Laura Carroll Interview About The Baby Matrix I want people to know what pronatalism is, its origins, and why it remains so pervasive in our society, even though in so many ways it is to our detriment. I want readers to understand why we have believed seven long held pronatalist assumptions for so long despite the fact that they either no longer serve us or have never been true to begin with. I want readers to understand why it is time to stop blindly believing pronatalist beliefs, realize their serious costs, and why it is time to move toward what I call a “post-pronatal society.” (Laura Carroll)

Childfree News Recommendations

What are you reading in childfree news? Anything we missed that you think we should pass along to other WNKers? Please add your recommendations in the comments below. Thanks!

Why Are You Childfree?

Why are you childfree?

Why are you childfree?

In the wandering, winding webs I stumbled upon a personal reflection on why a Cleveland-based woman chose to remain childfree.

Why childfree? No want. No change. I think you’ll find it compelling for it’s candor and tidiness.

When I was 15 years old, I wanted to be a Marine Biologist, which has drastically changed over the years; I thought that there was nothing worse than not being liked by someone, and that has changed drastically; I was extremely self-conscious of my body and only wore super loose clothing, which has also changed as I have gotten used to my figure; I thought that my mom was soooo annoying, which has drastically changed and now I realize what a fantastic mother she is and always was. But for some reason, my thought of being childfree has not changed at all. There has never been a time in my life when I really wanted children. There was a time when I tried to make myself think I wanted them because I started to realize how unusual my decision was, but I never really wanted them. It’s so curious how different of a person I am today than I was when I was 15, and yet I still have the same thoughts on that extreme major life decision. (dinkschildfree)
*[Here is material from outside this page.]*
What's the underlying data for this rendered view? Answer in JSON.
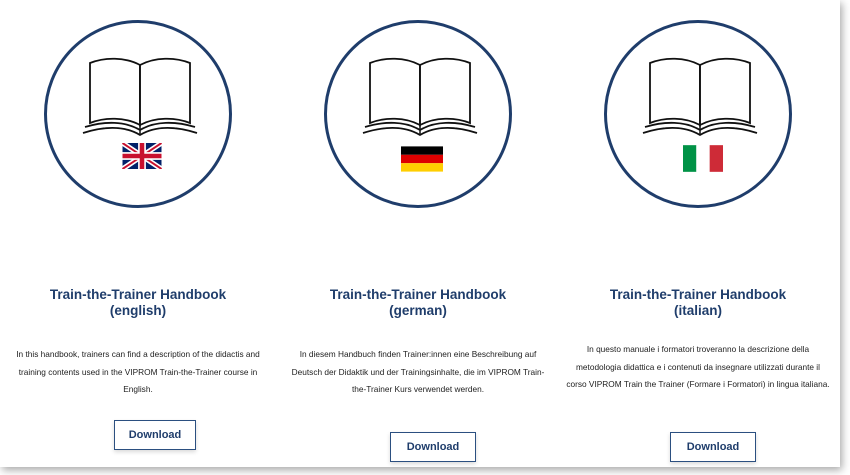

Perhaps this “why childfree” explanation grabbed my attention because I also figured out early on that I wasn’t destined for fatherhood. Keen on kids, but not even a flickering desire to reproduce.

Of course, marriage fit in the same Not me, not ever! category. That changed. Not quickly. Not early. But it eventually changed. All credit to my bride. But I never caught the procreation bug…

Why are you childfree? I wonder if we can attempt a formal poll of our readers in the comments below. You don’t need to divulge your most profound emotional/psychological motives if you’d prefer not to, but even a short sentence or two capturing the gist of your choice to remain childfree would be intriguing. Up to the challenge?

Why are you childfree? Did you always feel this way or has your conviction evolved since childhood?

You’ll Change Your Mind: Why No Kids? Celebrity Edition

One of the comments that the childfree just love to hear is, “You’ll change your mind!”

WEST HOLLYWOOD, CA - JANUARY 05:  Actress Port...

Here’s a gallery of celebrities from our friends at mommyish.com  that are still rocking the childfree lifestyle.

The list includes the childfree celebrity “all stars” Cameron Diaz, Simon Cowell, Jennifer Aniston, and

Ellen DeGeneres and Portia de Rossi with a funny quip about why they don’t have kids:

“We thought about it. We love to be around children after they’ve been fed and bathed. But we ultimately decided that we don’t want children of our own. There is far too much glass in our house.”